The last day began like the day before. The sun lined the mountains to the East as we finished our coffees. I finished my coffee. Todd finished his eggs, bacon, hash browns, biscuits, gravy, and coffee. Todd’s pulling the rope on the bucket – he needs lots of ballast. The first hole of the day slipped into the ground like it was made of warm butter it took us less than an hour and a half. We were rolling.
“We should drill an extra hole here and take it with us,” Todd retold an old driller’s joke. Most old driller’s jokes aren’t very funny but they help pass the time. Our next site was a little different, three holes, close together, at the end of a two-story group of twenty apartments. It took a while to get past all the parked cars. We had a skip loader on hand to move dirt out of our way as we drilled, most of the dirt would need to be hauled away. The skip loader operator had a dump truck. The first hole went well, no records were set but we had fun. Todd had a way of keeping things light and he was the best rope puller – possibly in the world. The first day with Todd on the job I told him to brace his feet and pull as hard as he could on the rope that swung the bucket. I always told rope pullers that. The first bucket full, the first swing, the dirt dumped at Todd’s feet.
“How’s that?” he asked.
“Good.” The bucket filled again. Todd, now with the recently added mound of dirt to stabilize his feet pulled me clean off the drilling table! This had never happened before. I fell to the ground and Todd let the bucket swing over my head and rest gently on the edge of the drilling table. His grin suggested he knew exactly what he had done but I could only be amazed. Todd had worked most of his life as an auto mechanic and apparently this gives you amazing arms!
“How’s that?” he asked.
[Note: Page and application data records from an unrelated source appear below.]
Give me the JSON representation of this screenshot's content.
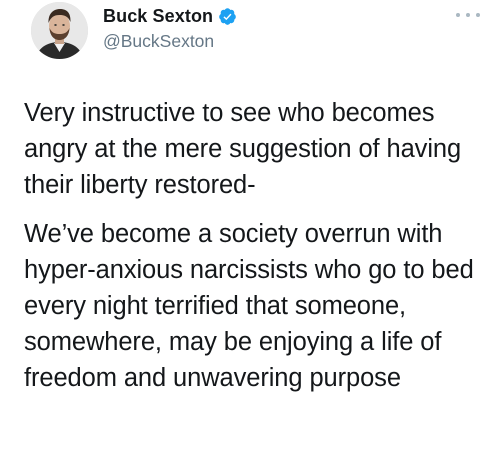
{
  "author": {
    "display_name": "Buck Sexton",
    "handle": "@BuckSexton",
    "verified": true
  },
  "icons": {
    "avatar": "avatar",
    "verified": "verified-badge-icon",
    "more": "more-options-icon"
  },
  "colors": {
    "text": "#14171a",
    "handle": "#657786",
    "verified": "#1da1f2"
  },
  "tweet": {
    "paragraphs": [
      "Very instructive to see who becomes angry at the mere suggestion of having their liberty restored-",
      "We’ve become a society overrun with hyper-anxious narcissists who go to bed every night terrified that someone, somewhere, may be enjoying a life of freedom and unwavering purpose"
    ]
  }
}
“It’s never been done before,” I answered, while brushing dirt off my pants and forearms “Pull as hard as you can without pulling me off the table,” a request I had never thought of making, Todd just grinned again, he had made his point.
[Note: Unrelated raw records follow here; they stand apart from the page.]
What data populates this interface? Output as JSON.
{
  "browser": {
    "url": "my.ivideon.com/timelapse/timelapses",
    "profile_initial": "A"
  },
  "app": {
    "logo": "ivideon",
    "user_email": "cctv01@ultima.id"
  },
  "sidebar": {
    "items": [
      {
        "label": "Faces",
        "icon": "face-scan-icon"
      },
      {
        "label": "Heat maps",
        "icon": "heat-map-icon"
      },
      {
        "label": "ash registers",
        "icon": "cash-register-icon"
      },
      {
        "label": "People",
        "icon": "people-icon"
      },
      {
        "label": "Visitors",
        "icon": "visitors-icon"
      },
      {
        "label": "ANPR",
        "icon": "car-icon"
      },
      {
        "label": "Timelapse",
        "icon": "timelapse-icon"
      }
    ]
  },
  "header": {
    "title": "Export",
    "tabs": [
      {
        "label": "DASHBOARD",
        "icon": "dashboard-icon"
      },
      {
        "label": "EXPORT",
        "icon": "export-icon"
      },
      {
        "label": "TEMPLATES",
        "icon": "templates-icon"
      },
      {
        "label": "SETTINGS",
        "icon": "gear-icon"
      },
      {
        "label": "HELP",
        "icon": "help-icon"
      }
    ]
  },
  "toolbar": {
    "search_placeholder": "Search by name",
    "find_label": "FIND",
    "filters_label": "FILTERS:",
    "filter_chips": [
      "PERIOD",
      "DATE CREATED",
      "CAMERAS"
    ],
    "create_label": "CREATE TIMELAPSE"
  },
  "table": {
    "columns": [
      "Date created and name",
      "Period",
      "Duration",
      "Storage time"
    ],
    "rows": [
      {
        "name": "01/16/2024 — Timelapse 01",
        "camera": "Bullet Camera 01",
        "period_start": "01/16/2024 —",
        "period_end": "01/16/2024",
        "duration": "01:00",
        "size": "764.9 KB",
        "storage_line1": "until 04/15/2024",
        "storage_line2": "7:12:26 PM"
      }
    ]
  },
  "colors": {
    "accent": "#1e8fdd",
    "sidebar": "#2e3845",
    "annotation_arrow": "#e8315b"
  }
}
The space behind the apartments was tight and second hole destroyed an unknown apartment dweller’s hidden marijuana patch but other than that nothing unusual happened. It was late enough to go home but we wanted to at least set-up on the third hole, if we drilled down the first three feet or more the drilling bucket could be left in the hole and we wouldn’t have to fold up the mast. We backed the truck to within six feet of a six-foot tall chain link fence and started the drilling process. The plan was to take out about three buckets, leave the bucket in the hole, and go home for the night. The next day, after my coffee and Todd’s breakfast we would finish it up. The third bucket came out of the hole. I pulled myself onto the drilling table with one hand on the top rim of the bucket. Todd hooked the bucket and gave it a little push. And then I pushed and he pulled until I was about to release the latch that opened the bottom of the bucket. The one-inch round length of steel welded to the top of the Kelly bar, the same one-inch length of steel that also screws into a swivel, the swivel that ended in a loop of steel that connects to the wench’s cable, that one-inch round short piece of steel, it broke. I do not know what took place in Todd’s mind but he had a better view of what was happening. At first I thought he was just pulling me off of the drilling table again. But the bucket was going straight out and not following its arc. Todd kept pulling, not only pulling the bucket out but pulling it away from the back of the drill rig giving me a place to land. I rolled under the truck’s axle between the back wheels. The top rail of the chain link fence six foot behind the table was hit so hard and fast that it tightly wrapped three sides of the Kelly bar. The Kelly hit the drilling table and put cracks in the steel supports that held it to the truck frame. I thanked Todd for continuing to pull the rope and giving me the split second needed to find shelter. Repairs were made in the next few days. Holes continued to be drilled for a short time. But this was the last day drilling was fun and pipe lying jobs started to take the place of drilling holes. The drill was sold to someone in Mexico – hopefully they parted it out or sold it for scrap. I really believe the fact that I can walk without a limp or even walk at all is due to Todd slightly adjusting the direction of the falling Kelly bar and pulling as hard as he could. Thirty years have passed. The construction business was left behind twenty years ago, but I would like to say, once more, thank-you Todd.